Students can now get around Westwood with electric bicycles.
Wheels electric bicycles allow users to access and ride the vehicles using a mobile application, similar to Lime and Bird electric scooters. The bikes come with a foam seat, 14-inch wheels, integrated Bluetooth speakers and swappable replacement parts, according to the Wheels website.
Wheels does not require users to have a valid driver’s license to operate its vehicles, unlike electric scooter companies, which are dictated by California law to require users to have valid licenses or learner’s permits.
UCPD Lt. Kevin Kilgore said the bikes are considered electric vehicles and must be used on the far right of the street in order to keep traffic flowing, similarly to electric scooters.
As of Jan. 1, Californians over the age of 18 are no longer required to wear helmets while riding electric scooters due to a law signed by Gov. Jerry Brown last year.
Kilgore said Wheels bikes cannot be used on Bruin Walk, dismount zones or wherever pedestrians walk on campus.
He added UCPD will manage the Wheels bikes and enforce traffic laws like they do with other electric vehicles.
“The rules of the road apply to everyone,” Kilgore said.
The design of the Wheels bikes makes them safer than other electric vehicles, according to the Wheels’ website.
However, Kilgore said he does not think Wheels bikes are necessarily a safer option than scooters.
“I don’t think that one (vehicle) is more dangerous than another,” Kilgore said. “It is going to be a concerted effort by people who are operating them to ensure rules, regulations and laws are followed to mitigate dangerous encounters.”
Wheels did not respond to request for comment.
Kilgore added he thinks students get into accidents with electric vehicles due to many reasons, but do so most often because of improper use.
“I think it’s a variety of things. Sometimes it’s the cause of other vehicles don’t see riders, operators who utilize bikes incorrectly, it could be a pedestrian who didn’t see an operator using bikes illegally and then stepped out right in front of it,” Kilgore said. “There’s a whole array of matters that could play into the reason for these accidents.”
Head injuries are the most common injuries that result from electric scooter accidents, comprising 40 percent of all injuries, according to a UCLA study.
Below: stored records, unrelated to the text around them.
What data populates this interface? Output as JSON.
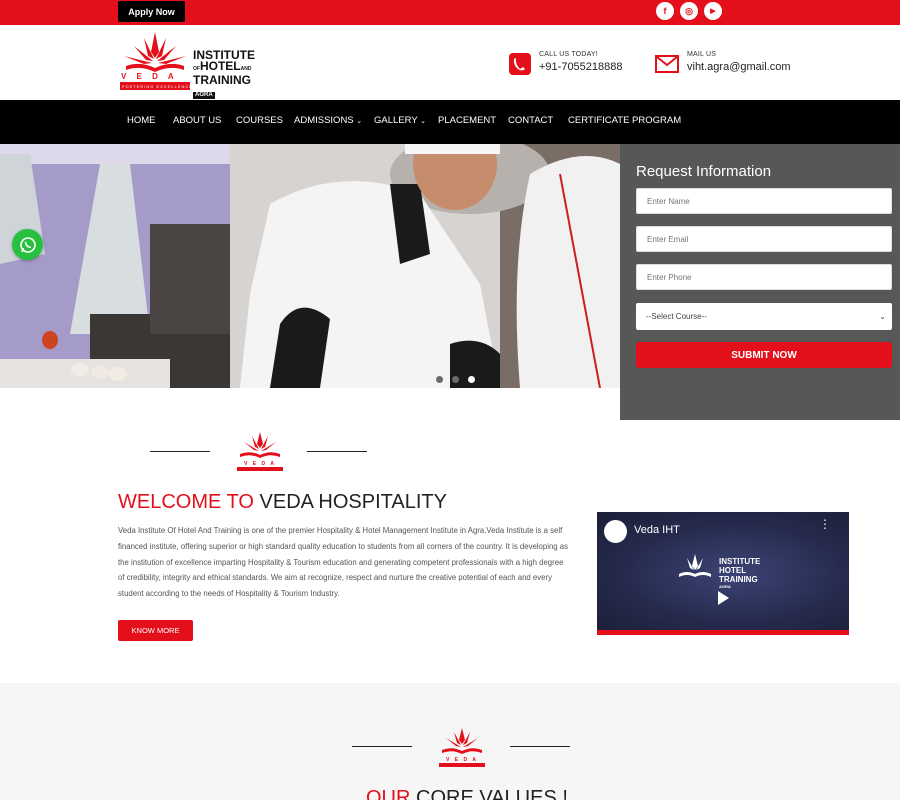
{
  "topbar": {
    "apply_label": "Apply Now",
    "social": [
      {
        "icon": "facebook-icon",
        "glyph": "f"
      },
      {
        "icon": "instagram-icon",
        "glyph": "◎"
      },
      {
        "icon": "youtube-icon",
        "glyph": "▶"
      }
    ]
  },
  "header": {
    "logo": {
      "line1": "INSTITUTE",
      "line2a": "OF",
      "line2b": "HOTEL",
      "line2c": "AND",
      "line3": "TRAINING",
      "line4": "AGRA",
      "veda": "V E D A",
      "tagline": "FOSTERING EXCELLENCE"
    },
    "call_label": "CALL US TODAY!",
    "call_value": "+91-7055218888",
    "mail_label": "MAIL US",
    "mail_value": "viht.agra@gmail.com"
  },
  "nav": {
    "items": [
      "HOME",
      "ABOUT US",
      "COURSES",
      "ADMISSIONS",
      "GALLERY",
      "PLACEMENT",
      "CONTACT",
      "CERTIFICATE PROGRAM"
    ],
    "dropdown_items": [
      "ADMISSIONS",
      "GALLERY"
    ]
  },
  "form": {
    "title": "Request Information",
    "name_placeholder": "Enter Name",
    "email_placeholder": "Enter Email",
    "phone_placeholder": "Enter Phone",
    "course_selected": "--Select Course--",
    "submit_label": "SUBMIT NOW"
  },
  "slider": {
    "slide_count": 3,
    "active_index": 2
  },
  "welcome": {
    "title_red": "WELCOME TO",
    "title_dark": " VEDA HOSPITALITY",
    "body": "Veda Institute Of Hotel And Training is one of the premier Hospitality & Hotel Management Institute in Agra.Veda Institute is a self financed institute, offering superior or high standard quality education to students from all corners of the country. It is developing as the institution of excellence imparting Hospitality & Tourism education and generating competent professionals with a high degree of credibility, integrity and ethical standards. We aim at recognize, respect and nurture the creative potential of each and every student according to the needs of Hospitality & Tourism Industry.",
    "button_label": "KNOW MORE"
  },
  "video": {
    "channel_title": "Veda IHT",
    "menu_glyph": "⋮",
    "logo": {
      "line1": "INSTITUTE",
      "line2": "HOTEL",
      "line3": "TRAINING",
      "line4": "AGRA"
    }
  },
  "core_values": {
    "title_red": "OUR",
    "title_dark": " CORE VALUES !"
  },
  "colors": {
    "brand_red": "#e3101b",
    "nav_black": "#000000",
    "whatsapp_green": "#27c13f"
  }
}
Following head injuries, fractures comprise 32 percent of injuries, and cuts, sprains or bruises comprise 28 percent.
Oliver Hou, a transportation engineering associate for the Los Angeles Department of Transportation, said LADOT plans to manage the bikes with mobility data specification, a system in which mobility providers are required to share real-time data, such as the location of bikes, with LADOT.
Some students said they were curious to try the new electric bikes.
Jenny Chung, a first-year mathematics/economics student, sprained her ankle in a electric scooter accident in February. Chung said she is unlikely to ride an electric scooter again, but was open to the idea of using Wheels bikes.
“It seems safer – bikes in general are just safer and have more control than scooters in my experience,” Chung said.
Patrick Gardner, a fourth-year psychology student, said he uses Jump, Uber’s electric scooter, often and was interested in trying Wheels bikes as another option.
“It’s a weird, interesting market and I’d like to try all of them, especially the ones that seem more unique, to get a firsthand glimpse at new transportation technology,” Gardner said.
Gardner added he was not sure if the bikes were more safe, but was interested in trying them.
“I don’t know, I’d have to try them,” Gardner said. “I know they have Bluetooth speakers so they’ll be more lit.”